However, with the capacity to create value-added products for local consumption and export, the Caribbean Community (CARICOM) has identified cassava, sweet potato and yam with the highest potential for development.

RTC crops can withstand up to 98 per cent of hurricane disasters and have good potential even as regional climate patterns change, as planting material can be sourced locally, and farmers are familiar with RTC production. RTCs are also valued for their ‘good’ complex carbohydrates, which provide better glycemic indices (food’s effect on a person’s blood sugar), compared to imported refined carbohydrates; they are also high in dietary fibre and low in calorie count, which are important considerations for health-conscious markets in Europe.

Read more at: SPORE

COTED urged to reassess orientation of external trade

This slideshow requires JavaScript.

A review of the Caribbean Community’s (CARICOM) external trade relations, strengthened capacity, and Member States’ strong support of each other will ensure that the Region is in a better position to confront the challenges it faces.

This is the view of Suriname Minister of Commerce, Trade and Industry, the Hon. Ferdinand Welzijn, Chairman of the Council for Trade and Economic Development (COTED) now underway at the Pegasus Hotel in Georgetown, Guyana.

In remarks at the opening of the two-day Meeting Thursday morning, the Minister alluded to global development challenges, including the consequences anticipated from the withdrawal of Great Britain from the European Union (EU).

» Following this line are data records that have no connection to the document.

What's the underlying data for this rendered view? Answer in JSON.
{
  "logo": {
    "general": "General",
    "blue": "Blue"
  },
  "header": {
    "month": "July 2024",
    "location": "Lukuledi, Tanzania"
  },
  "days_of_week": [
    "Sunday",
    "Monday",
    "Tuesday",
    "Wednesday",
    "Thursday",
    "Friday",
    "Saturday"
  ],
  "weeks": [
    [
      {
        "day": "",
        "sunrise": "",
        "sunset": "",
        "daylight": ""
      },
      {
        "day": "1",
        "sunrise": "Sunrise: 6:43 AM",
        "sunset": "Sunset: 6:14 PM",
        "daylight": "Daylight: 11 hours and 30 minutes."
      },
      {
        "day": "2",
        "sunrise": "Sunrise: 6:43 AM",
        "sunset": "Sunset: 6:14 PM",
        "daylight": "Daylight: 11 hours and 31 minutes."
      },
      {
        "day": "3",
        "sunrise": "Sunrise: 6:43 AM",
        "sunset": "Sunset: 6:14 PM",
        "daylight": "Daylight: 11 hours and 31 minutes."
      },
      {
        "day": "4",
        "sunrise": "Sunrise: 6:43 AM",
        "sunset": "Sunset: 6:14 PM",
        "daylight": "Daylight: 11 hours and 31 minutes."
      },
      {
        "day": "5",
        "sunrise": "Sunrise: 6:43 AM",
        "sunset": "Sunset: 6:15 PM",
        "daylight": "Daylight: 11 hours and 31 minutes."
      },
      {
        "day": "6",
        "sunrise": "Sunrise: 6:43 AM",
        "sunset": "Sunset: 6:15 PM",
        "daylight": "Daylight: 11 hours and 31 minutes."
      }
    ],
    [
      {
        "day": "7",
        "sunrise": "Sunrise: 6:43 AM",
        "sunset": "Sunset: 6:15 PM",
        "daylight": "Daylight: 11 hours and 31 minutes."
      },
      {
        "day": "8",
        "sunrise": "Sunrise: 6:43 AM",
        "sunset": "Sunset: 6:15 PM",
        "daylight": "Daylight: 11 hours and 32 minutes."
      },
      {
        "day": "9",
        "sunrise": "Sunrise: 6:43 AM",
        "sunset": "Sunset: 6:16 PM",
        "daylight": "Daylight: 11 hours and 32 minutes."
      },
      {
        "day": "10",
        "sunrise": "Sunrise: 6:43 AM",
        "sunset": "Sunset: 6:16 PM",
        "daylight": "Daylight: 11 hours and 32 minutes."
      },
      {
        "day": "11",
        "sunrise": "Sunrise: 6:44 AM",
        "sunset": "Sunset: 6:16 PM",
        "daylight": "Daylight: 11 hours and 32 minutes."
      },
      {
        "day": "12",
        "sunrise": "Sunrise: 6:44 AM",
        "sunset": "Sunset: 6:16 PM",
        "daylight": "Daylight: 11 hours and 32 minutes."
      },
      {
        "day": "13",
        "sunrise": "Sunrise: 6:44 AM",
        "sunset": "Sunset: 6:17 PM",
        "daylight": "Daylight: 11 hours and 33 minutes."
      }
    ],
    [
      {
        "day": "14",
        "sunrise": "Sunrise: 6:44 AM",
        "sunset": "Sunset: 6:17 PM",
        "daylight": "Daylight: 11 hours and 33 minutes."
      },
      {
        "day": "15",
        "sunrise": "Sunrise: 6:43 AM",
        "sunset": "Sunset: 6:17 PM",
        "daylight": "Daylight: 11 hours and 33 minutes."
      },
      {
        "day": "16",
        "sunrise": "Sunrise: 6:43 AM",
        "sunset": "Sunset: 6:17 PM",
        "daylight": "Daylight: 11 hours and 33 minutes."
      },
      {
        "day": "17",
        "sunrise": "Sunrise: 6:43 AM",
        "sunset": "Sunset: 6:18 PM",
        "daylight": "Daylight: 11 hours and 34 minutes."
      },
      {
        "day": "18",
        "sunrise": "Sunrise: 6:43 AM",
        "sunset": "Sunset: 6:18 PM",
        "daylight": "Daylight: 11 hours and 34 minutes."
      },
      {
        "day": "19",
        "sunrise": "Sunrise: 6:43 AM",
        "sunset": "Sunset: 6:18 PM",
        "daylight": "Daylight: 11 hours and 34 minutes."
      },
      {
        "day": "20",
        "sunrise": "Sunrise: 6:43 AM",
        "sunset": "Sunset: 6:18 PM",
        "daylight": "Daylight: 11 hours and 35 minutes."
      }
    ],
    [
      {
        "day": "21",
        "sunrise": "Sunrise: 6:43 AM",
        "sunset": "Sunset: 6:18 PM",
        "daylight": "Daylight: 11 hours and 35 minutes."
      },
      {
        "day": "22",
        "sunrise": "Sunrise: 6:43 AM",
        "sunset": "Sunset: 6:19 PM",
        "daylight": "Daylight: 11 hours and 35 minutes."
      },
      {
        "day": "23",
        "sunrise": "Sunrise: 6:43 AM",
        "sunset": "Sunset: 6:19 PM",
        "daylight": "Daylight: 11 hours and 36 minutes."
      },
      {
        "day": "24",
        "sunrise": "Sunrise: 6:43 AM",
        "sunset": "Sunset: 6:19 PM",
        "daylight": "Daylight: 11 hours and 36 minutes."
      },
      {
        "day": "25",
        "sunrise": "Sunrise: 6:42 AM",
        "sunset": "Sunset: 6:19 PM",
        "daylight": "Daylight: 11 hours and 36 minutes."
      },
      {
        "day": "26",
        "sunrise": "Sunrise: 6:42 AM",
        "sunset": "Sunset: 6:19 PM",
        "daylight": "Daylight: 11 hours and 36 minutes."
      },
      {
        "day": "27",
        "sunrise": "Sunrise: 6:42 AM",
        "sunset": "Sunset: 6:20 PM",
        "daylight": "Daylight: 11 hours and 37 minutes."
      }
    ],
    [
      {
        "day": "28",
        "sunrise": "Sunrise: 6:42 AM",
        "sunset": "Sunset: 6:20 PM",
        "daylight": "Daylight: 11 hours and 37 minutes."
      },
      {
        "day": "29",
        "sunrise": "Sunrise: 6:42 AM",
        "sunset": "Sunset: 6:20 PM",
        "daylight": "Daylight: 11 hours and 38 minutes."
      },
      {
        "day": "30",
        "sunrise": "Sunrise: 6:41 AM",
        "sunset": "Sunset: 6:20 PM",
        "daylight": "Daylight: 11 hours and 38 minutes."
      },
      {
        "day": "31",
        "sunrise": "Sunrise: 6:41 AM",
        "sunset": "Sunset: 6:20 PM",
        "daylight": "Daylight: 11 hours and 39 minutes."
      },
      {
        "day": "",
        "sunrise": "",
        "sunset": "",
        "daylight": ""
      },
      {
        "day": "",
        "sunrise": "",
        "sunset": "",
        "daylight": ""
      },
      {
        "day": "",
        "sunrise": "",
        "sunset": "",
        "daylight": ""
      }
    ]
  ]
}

“For us to be better equipped and face all these challenges we must first work on strengthening the capacities of our communities and strongly support each other, to achieve economic growth and welfare for all of us in the Region”, Minister Welzijn said.

(more…)